Metropolis (1927) enters the public domain on January 1, 2023

Fritz Lang's iconic 1927 silent film, Metropolis, is set to enter the public domain on January 1, 2023. This is great news for film fans around the world, who will now be able to freely access, view, and enjoy this beloved classic. Metropolis is often considered one of the most influential films of the silent era. Its groundbreaking visual effects, futurism-inspired set design, and compelling story about class struggles and the two-edge sword of technological progress have inspired countless filmmakers throughout the years.

With the film entering the public domain, Metropolis will now be available for filmmakers to use in creating their own projects. Whether it be creating a remake, an homage, or just incorporating clips into a new work, this new availability of the film could lead to some truly inspired works of art.

From Far Out, on Metropolis's influence on 20th- and 21st-century art:

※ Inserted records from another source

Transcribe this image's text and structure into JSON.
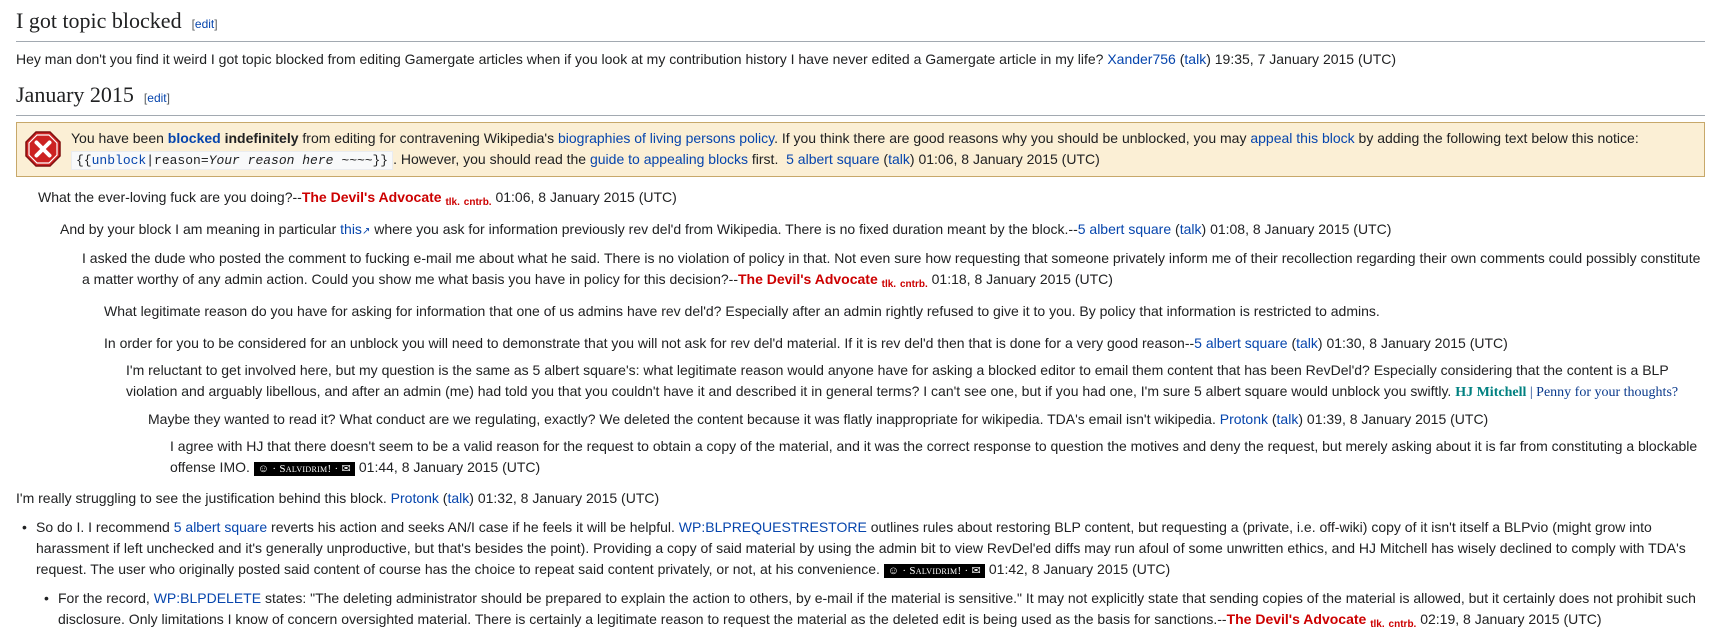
{
  "section1": {
    "title": "I got topic blocked",
    "edit_label": "edit",
    "body": "Hey man don't you find it weird I got topic blocked from editing Gamergate articles when if you look at my contribution history I have never edited a Gamergate article in my life?",
    "user": "Xander756",
    "talk": "talk",
    "time": "19:35, 7 January 2015 (UTC)"
  },
  "section2": {
    "title": "January 2015",
    "edit_label": "edit"
  },
  "notice": {
    "t1": "You have been ",
    "blocked": "blocked",
    "t2": " indefinitely",
    "t3": " from editing for contravening Wikipedia's ",
    "blp_link": "biographies of living persons policy",
    "t4": ". If you think there are good reasons why you should be unblocked, you may ",
    "appeal_link": "appeal this block",
    "t5": " by adding the following text below this notice:",
    "tpl_open": "{{",
    "tpl_name": "unblock",
    "tpl_mid": "|reason=",
    "tpl_reason": "Your reason here ~~~~",
    "tpl_close": "}}",
    "t6": ". However, you should read the ",
    "guide_link": "guide to appealing blocks",
    "t7": " first.",
    "sig_user": "5 albert square",
    "sig_talk": "talk",
    "sig_time": "01:06, 8 January 2015 (UTC)"
  },
  "sig": {
    "tda": "The Devil's Advocate",
    "tda_tlk": "tlk.",
    "tda_cntrb": "cntrb.",
    "albert": "5 albert square",
    "protonk": "Protonk",
    "talk": "talk",
    "salv": "☺ · Salvidrim! · ✉",
    "hj": "HJ Mitchell",
    "hj_sep": " | ",
    "hj_penny": "Penny for your thoughts?"
  },
  "comments": {
    "c1_text": "What the ever-loving fuck are you doing?--",
    "c1_time": "01:06, 8 January 2015 (UTC)",
    "c2_a": "And by your block I am meaning in particular ",
    "c2_link": "this",
    "c2_b": " where you ask for information previously rev del'd from Wikipedia. There is no fixed duration meant by the block.--",
    "c2_time": "01:08, 8 January 2015 (UTC)",
    "c3_text": "I asked the dude who posted the comment to fucking e-mail me about what he said. There is no violation of policy in that. Not even sure how requesting that someone privately inform me of their recollection regarding their own comments could possibly constitute a matter worthy of any admin action. Could you show me what basis you have in policy for this decision?--",
    "c3_time": "01:18, 8 January 2015 (UTC)",
    "c4_text": "What legitimate reason do you have for asking for information that one of us admins have rev del'd? Especially after an admin rightly refused to give it to you. By policy that information is restricted to admins.",
    "c5_text": "In order for you to be considered for an unblock you will need to demonstrate that you will not ask for rev del'd material. If it is rev del'd then that is done for a very good reason--",
    "c5_time": "01:30, 8 January 2015 (UTC)",
    "c6_text": "I'm reluctant to get involved here, but my question is the same as 5 albert square's: what legitimate reason would anyone have for asking a blocked editor to email them content that has been RevDel'd? Especially considering that the content is a BLP violation and arguably libellous, and after an admin (me) had told you that you couldn't have it and described it in general terms? I can't see one, but if you had one, I'm sure 5 albert square would unblock you swiftly. ",
    "c7_text": "Maybe they wanted to read it? What conduct are we regulating, exactly? We deleted the content because it was flatly inappropriate for wikipedia. TDA's email isn't wikipedia. ",
    "c7_time": "01:39, 8 January 2015 (UTC)",
    "c8_text": "I agree with HJ that there doesn't seem to be a valid reason for the request to obtain a copy of the material, and it was the correct response to question the motives and deny the request, but merely asking about it is far from constituting a blockable offense IMO. ",
    "c8_time": "01:44, 8 January 2015 (UTC)",
    "c9_text": "I'm really struggling to see the justification behind this block. ",
    "c9_time": "01:32, 8 January 2015 (UTC)",
    "c10_a": "So do I. I recommend ",
    "c10_b": " reverts his action and seeks AN/I case if he feels it will be helpful. ",
    "c10_link": "WP:BLPREQUESTRESTORE",
    "c10_c": " outlines rules about restoring BLP content, but requesting a (private, i.e. off-wiki) copy of it isn't itself a BLPvio (might grow into harassment if left unchecked and it's generally unproductive, but that's besides the point). Providing a copy of said material by using the admin bit to view RevDel'ed diffs may run afoul of some unwritten ethics, and HJ Mitchell has wisely declined to comply with TDA's request. The user who originally posted said content of course has the choice to repeat said content privately, or not, at his convenience. ",
    "c10_time": "01:42, 8 January 2015 (UTC)",
    "c11_a": "For the record, ",
    "c11_link": "WP:BLPDELETE",
    "c11_b": " states: \"The deleting administrator should be prepared to explain the action to others, by e-mail if the material is sensitive.\" It may not explicitly state that sending copies of the material is allowed, but it certainly does not prohibit such disclosure. Only limitations I know of concern oversighted material. There is certainly a legitimate reason to request the material as the deleted edit is being used as the basis for sanctions.--",
    "c11_time": "02:19, 8 January 2015 (UTC)"
  }
}
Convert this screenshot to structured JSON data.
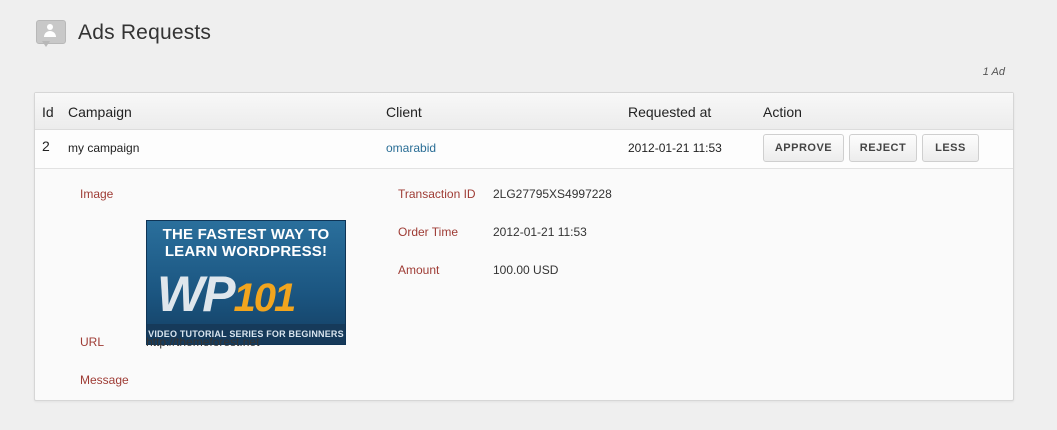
{
  "page": {
    "title": "Ads Requests",
    "count": "1 Ad"
  },
  "table": {
    "headers": {
      "id": "Id",
      "campaign": "Campaign",
      "client": "Client",
      "requested_at": "Requested at",
      "action": "Action"
    },
    "row": {
      "id": "2",
      "campaign": "my campaign",
      "client": "omarabid",
      "requested_at": "2012-01-21 11:53",
      "buttons": {
        "approve": "APPROVE",
        "reject": "REJECT",
        "less": "LESS"
      }
    }
  },
  "details": {
    "image_label": "Image",
    "url_label": "URL",
    "url": "http://themeforest.net",
    "message_label": "Message",
    "transaction_id_label": "Transaction ID",
    "transaction_id": "2LG27795XS4997228",
    "order_time_label": "Order Time",
    "order_time": "2012-01-21 11:53",
    "amount_label": "Amount",
    "amount": "100.00 USD",
    "banner": {
      "headline": "THE FASTEST WAY TO LEARN WORDPRESS!",
      "logo_text": "WP",
      "logo_number": "101",
      "tagline": "VIDEO TUTORIAL SERIES FOR BEGINNERS"
    }
  },
  "colors": {
    "label": "#9e3b34",
    "link": "#2a6e96",
    "background": "#efefef"
  },
  "icons": {
    "header": "user-comment-icon"
  }
}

Pushing the silent film era of filmmaking to its absolute limits, Fritz Lang created a futuristic, expressionist world of pointed skyscrapers, jagged industrial buildings and intimidating autonomous robots that suggested an intricate world beyond the celled walls of celluloid. Such is made all the more impressive when considering that no such feat in the realms of cinema had ever been achieved before, particularly not to the extent that Lang succeeded. Creating a near three-hour marvel of science fiction cinema, Metropolis contained all the ambition and scope of a modern-day genre classic. 

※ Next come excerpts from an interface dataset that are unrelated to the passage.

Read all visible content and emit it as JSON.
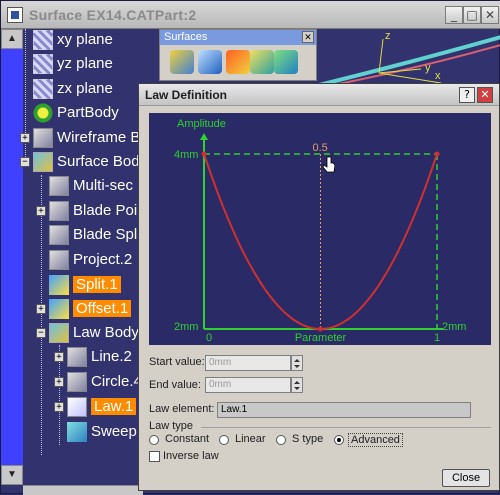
{
  "window": {
    "title": "Surface EX14.CATPart:2"
  },
  "tree": {
    "items": [
      {
        "label": "xy plane",
        "icon": "plane-icon",
        "highlight": false
      },
      {
        "label": "yz plane",
        "icon": "plane-icon",
        "highlight": false
      },
      {
        "label": "zx plane",
        "icon": "plane-icon",
        "highlight": false
      },
      {
        "label": "PartBody",
        "icon": "gear-icon",
        "highlight": false
      },
      {
        "label": "Wireframe B",
        "icon": "wireframe-icon",
        "highlight": false
      },
      {
        "label": "Surface Bod",
        "icon": "surface-icon",
        "highlight": false
      },
      {
        "label": "Multi-sec",
        "icon": "multisection-icon",
        "highlight": false
      },
      {
        "label": "Blade Poi",
        "icon": "blade-icon",
        "highlight": false
      },
      {
        "label": "Blade Spl",
        "icon": "blade-icon",
        "highlight": false
      },
      {
        "label": "Project.2",
        "icon": "project-icon",
        "highlight": false
      },
      {
        "label": "Split.1",
        "icon": "split-icon",
        "highlight": true
      },
      {
        "label": "Offset.1",
        "icon": "offset-icon",
        "highlight": true
      },
      {
        "label": "Law Body",
        "icon": "surface-icon",
        "highlight": false
      },
      {
        "label": "Line.2",
        "icon": "line-icon",
        "highlight": false
      },
      {
        "label": "Circle.4",
        "icon": "circle-icon",
        "highlight": false
      },
      {
        "label": "Law.1",
        "icon": "law-icon",
        "highlight": true
      },
      {
        "label": "Sweep",
        "icon": "sweep-icon",
        "highlight": false
      }
    ]
  },
  "toolbar": {
    "title": "Surfaces"
  },
  "viewport": {
    "axis_x": "x",
    "axis_y": "y",
    "axis_z": "z"
  },
  "law_dialog": {
    "title": "Law Definition",
    "help": "?",
    "graph": {
      "y_axis_label": "Amplitude",
      "x_axis_label": "Parameter",
      "y_max_label": "4mm",
      "y_min_label": "2mm",
      "x_min_label": "0",
      "x_max_label": "1",
      "x_right_label": "2mm",
      "cursor_label": "0.5",
      "colors": {
        "background": "#2a2a66",
        "axes": "#30d030",
        "curve": "#d03030",
        "guide": "#e0a060"
      },
      "curve": {
        "type": "line",
        "x": [
          0,
          0.1,
          0.2,
          0.3,
          0.4,
          0.5,
          0.6,
          0.7,
          0.8,
          0.9,
          1
        ],
        "y": [
          4,
          3.28,
          2.72,
          2.32,
          2.08,
          2,
          2.08,
          2.32,
          2.72,
          3.28,
          4
        ],
        "xlim": [
          0,
          1
        ],
        "ylim": [
          2,
          4
        ]
      }
    },
    "start_value_label": "Start value:",
    "start_value": "0mm",
    "end_value_label": "End value:",
    "end_value": "0mm",
    "law_element_label": "Law element:",
    "law_element_value": "Law.1",
    "law_type_label": "Law type",
    "law_types": [
      {
        "label": "Constant",
        "selected": false
      },
      {
        "label": "Linear",
        "selected": false
      },
      {
        "label": "S type",
        "selected": false
      },
      {
        "label": "Advanced",
        "selected": true
      }
    ],
    "inverse_law_label": "Inverse law",
    "inverse_law_checked": false,
    "close_label": "Close"
  }
}
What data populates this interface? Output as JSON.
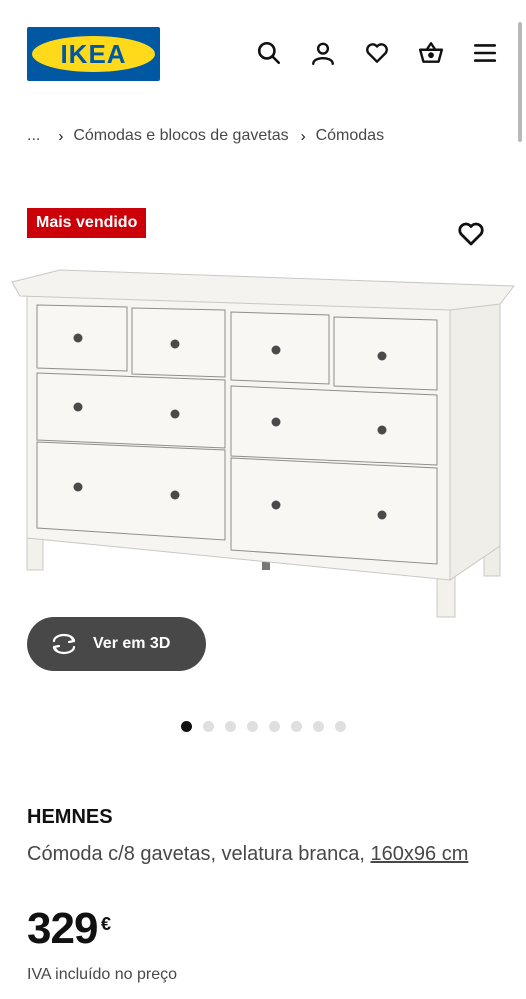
{
  "header": {
    "logo_text": "IKEA",
    "icons": [
      "search-icon",
      "user-icon",
      "heart-icon",
      "basket-icon",
      "menu-icon"
    ]
  },
  "breadcrumb": {
    "ellipsis": "...",
    "items": [
      "Cómodas e blocos de gavetas",
      "Cómodas"
    ]
  },
  "product": {
    "badge": "Mais vendido",
    "view_3d_label": "Ver em 3D",
    "gallery": {
      "image_count": 8,
      "active_index": 0
    },
    "name": "HEMNES",
    "description": "Cómoda c/8 gavetas, velatura branca,",
    "size": "160x96 cm",
    "price": "329",
    "currency": "€",
    "vat_note": "IVA incluído no preço"
  },
  "colors": {
    "ikea_blue": "#0058a3",
    "ikea_yellow": "#ffda1a",
    "badge_red": "#cc0008",
    "button_dark": "#484848"
  }
}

Inspiring filmmakers and visionaries around the world, Metropolis set the standards by which futuristic films were visualised, judged and appreciated, with Alfred Hitchcock even copying a specific special effect from the film called the Schüfftan process that he would later implement on the film, Blackmail. The vision of Fritz Lang in creating the ethereal future visualised an unprecedented impression of the distant future that was so influential that it continues to have an impact on popular culture today.